- Task prompt -
Scan the entries below. Report each line where the string "seed" occurs.
—————
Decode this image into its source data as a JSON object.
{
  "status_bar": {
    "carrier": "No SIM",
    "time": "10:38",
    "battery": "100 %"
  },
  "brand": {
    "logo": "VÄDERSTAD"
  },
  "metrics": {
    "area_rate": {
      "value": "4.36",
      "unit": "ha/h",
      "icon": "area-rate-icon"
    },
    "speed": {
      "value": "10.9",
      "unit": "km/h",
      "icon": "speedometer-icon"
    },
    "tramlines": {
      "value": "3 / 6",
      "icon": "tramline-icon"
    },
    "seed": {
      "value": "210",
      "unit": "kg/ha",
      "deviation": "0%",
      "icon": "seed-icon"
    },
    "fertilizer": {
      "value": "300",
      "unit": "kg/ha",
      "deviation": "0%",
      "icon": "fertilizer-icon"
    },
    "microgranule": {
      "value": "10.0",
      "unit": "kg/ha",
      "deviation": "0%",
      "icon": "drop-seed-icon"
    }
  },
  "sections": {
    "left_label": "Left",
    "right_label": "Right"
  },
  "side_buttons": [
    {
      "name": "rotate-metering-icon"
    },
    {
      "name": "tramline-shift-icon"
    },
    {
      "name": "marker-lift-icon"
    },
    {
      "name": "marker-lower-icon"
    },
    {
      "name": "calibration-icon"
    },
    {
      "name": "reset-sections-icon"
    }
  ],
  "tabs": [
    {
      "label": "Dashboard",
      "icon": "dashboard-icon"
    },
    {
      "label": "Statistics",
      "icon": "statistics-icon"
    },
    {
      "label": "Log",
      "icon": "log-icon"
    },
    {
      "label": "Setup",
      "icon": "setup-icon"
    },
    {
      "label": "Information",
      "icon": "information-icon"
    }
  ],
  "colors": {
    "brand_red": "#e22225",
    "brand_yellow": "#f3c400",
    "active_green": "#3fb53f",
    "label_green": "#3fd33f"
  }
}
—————
- Exercise answer -
    "seed": {
      "icon": "seed-icon"
      "icon": "drop-seed-icon"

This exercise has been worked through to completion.